══ Given records ══

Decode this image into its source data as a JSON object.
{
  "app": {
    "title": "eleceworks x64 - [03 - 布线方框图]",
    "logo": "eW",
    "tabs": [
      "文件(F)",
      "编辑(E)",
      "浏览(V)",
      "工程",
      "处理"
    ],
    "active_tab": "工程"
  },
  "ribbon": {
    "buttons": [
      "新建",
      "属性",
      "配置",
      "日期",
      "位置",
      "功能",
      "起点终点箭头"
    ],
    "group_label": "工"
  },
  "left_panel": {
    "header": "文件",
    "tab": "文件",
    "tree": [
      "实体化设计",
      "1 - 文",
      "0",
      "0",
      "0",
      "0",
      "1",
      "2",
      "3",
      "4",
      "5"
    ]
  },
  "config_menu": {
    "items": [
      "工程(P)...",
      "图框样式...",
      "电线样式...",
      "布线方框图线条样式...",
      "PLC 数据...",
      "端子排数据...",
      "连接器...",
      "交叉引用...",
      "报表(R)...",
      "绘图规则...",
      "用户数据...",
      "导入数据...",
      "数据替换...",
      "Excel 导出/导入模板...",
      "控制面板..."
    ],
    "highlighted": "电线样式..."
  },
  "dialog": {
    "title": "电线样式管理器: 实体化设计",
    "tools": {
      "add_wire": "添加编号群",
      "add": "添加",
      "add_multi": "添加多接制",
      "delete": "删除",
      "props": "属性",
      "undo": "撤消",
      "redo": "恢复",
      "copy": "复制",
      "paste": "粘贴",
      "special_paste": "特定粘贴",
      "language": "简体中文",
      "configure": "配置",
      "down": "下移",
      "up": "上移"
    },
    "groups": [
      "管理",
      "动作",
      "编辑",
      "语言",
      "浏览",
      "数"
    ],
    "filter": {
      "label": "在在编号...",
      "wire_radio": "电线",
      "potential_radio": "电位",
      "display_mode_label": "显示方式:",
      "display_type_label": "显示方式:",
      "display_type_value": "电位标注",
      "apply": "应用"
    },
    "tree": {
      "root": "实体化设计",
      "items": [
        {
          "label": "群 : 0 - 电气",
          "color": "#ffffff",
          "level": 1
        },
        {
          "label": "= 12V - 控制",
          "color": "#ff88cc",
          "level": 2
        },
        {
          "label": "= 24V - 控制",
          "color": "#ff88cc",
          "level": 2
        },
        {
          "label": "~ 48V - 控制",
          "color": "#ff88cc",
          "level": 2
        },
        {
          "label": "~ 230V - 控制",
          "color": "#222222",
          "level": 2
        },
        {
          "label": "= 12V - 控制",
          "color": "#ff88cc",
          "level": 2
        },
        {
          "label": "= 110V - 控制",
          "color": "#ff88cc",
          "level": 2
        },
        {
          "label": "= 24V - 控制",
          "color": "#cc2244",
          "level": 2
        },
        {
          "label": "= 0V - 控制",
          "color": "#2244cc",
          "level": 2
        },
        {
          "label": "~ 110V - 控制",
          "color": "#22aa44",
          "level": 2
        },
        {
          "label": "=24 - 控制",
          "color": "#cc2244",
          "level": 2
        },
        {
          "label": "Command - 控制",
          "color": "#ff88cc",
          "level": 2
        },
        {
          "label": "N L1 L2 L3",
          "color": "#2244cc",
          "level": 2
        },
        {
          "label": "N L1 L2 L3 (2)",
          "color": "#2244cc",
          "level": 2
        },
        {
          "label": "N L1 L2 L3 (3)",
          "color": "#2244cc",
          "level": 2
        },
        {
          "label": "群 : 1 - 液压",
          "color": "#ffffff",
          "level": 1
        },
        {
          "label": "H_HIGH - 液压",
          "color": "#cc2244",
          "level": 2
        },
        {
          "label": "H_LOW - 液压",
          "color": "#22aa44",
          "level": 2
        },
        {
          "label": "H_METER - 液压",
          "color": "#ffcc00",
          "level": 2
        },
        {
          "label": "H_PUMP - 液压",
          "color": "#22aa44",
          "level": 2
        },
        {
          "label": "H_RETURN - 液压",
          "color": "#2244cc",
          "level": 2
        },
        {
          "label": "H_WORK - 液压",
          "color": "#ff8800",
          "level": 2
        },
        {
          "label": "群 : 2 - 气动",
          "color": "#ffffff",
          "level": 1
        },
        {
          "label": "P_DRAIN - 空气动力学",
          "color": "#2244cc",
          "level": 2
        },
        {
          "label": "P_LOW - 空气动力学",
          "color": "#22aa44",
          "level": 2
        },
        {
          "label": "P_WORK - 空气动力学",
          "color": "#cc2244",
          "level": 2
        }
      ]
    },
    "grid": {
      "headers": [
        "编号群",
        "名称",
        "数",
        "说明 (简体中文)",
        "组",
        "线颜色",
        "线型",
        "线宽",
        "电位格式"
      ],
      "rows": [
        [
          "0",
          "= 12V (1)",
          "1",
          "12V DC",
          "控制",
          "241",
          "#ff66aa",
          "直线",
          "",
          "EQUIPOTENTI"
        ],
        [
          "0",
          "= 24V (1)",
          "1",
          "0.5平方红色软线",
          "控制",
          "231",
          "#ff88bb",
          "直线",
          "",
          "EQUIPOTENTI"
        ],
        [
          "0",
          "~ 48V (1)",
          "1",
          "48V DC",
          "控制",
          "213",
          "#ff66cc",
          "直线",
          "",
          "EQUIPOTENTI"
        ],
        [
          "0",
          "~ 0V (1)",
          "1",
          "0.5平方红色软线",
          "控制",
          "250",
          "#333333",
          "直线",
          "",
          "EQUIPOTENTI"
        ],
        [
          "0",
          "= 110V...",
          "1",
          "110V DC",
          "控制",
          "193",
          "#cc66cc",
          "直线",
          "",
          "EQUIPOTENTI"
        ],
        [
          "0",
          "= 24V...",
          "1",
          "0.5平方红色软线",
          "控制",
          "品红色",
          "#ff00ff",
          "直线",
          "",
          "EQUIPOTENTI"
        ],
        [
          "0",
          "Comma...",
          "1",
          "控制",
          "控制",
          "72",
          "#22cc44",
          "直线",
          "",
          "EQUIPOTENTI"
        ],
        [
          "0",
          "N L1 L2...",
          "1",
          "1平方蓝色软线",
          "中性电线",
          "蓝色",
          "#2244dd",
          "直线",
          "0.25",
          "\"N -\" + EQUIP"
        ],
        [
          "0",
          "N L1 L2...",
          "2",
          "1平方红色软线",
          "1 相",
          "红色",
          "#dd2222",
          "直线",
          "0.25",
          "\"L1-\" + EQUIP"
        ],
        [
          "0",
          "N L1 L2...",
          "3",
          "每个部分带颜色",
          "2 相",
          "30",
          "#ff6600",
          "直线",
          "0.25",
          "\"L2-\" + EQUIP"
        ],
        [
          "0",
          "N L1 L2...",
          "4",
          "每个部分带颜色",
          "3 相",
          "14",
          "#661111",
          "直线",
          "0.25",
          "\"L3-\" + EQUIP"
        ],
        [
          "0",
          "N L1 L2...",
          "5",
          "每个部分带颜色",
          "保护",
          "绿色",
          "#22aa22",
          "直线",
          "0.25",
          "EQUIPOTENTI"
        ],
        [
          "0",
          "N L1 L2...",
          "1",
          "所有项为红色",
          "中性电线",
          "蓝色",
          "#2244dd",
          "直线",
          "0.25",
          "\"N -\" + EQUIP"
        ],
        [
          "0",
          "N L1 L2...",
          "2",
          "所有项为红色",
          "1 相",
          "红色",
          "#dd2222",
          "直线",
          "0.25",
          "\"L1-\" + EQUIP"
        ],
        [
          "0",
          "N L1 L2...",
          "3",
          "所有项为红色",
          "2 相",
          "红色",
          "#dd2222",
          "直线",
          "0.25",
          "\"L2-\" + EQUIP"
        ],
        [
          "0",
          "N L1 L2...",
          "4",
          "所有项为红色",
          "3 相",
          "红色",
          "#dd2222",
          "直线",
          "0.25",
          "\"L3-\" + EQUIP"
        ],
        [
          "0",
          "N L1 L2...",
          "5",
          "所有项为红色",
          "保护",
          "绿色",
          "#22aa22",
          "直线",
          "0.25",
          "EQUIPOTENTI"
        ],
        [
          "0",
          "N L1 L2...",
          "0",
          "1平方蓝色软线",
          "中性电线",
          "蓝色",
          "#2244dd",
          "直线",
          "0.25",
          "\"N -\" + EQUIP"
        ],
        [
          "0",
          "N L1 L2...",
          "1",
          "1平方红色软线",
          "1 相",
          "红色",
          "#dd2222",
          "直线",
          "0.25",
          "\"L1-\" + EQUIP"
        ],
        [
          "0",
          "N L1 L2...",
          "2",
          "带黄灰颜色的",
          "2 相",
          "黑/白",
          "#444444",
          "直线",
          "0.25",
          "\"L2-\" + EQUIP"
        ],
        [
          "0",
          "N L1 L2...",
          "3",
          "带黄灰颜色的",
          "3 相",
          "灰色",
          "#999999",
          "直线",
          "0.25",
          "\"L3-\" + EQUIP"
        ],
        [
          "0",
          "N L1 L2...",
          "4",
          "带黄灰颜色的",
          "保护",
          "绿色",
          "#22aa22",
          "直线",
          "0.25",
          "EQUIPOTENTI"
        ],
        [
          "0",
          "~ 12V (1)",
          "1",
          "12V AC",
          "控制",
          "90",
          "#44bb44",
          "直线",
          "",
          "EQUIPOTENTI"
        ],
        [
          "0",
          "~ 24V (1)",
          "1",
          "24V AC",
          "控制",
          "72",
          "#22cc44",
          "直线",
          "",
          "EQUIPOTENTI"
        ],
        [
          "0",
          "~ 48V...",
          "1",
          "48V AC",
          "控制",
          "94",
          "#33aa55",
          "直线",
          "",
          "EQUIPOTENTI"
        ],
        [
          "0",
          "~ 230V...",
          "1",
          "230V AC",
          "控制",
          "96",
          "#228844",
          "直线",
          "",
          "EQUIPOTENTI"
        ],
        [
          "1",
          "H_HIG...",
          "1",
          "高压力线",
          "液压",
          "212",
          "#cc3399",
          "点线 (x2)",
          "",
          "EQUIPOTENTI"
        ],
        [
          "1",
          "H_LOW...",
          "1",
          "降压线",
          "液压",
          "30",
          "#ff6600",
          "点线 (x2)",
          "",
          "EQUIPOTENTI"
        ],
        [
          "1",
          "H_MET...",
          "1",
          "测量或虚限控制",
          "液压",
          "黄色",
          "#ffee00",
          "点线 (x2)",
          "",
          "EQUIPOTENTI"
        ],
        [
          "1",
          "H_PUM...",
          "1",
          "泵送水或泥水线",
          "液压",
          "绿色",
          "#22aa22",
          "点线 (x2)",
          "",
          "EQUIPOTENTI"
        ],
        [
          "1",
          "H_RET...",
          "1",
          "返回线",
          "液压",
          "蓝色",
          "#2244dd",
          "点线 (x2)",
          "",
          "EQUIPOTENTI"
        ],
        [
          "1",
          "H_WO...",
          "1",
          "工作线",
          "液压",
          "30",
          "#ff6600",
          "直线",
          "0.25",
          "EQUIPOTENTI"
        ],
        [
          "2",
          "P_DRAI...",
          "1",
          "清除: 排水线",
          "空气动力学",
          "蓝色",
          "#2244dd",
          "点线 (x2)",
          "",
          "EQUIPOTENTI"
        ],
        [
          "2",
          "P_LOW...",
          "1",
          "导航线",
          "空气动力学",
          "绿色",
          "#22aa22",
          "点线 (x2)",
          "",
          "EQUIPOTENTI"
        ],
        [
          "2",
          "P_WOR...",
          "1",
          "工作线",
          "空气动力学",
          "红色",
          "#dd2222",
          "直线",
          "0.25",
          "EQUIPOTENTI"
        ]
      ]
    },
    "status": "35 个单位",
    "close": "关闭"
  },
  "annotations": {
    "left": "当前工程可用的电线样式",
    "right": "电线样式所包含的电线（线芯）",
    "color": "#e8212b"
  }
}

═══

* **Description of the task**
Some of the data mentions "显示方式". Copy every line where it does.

* **Written answer**
      "display_mode_label": "显示方式:",
      "display_type_label": "显示方式:",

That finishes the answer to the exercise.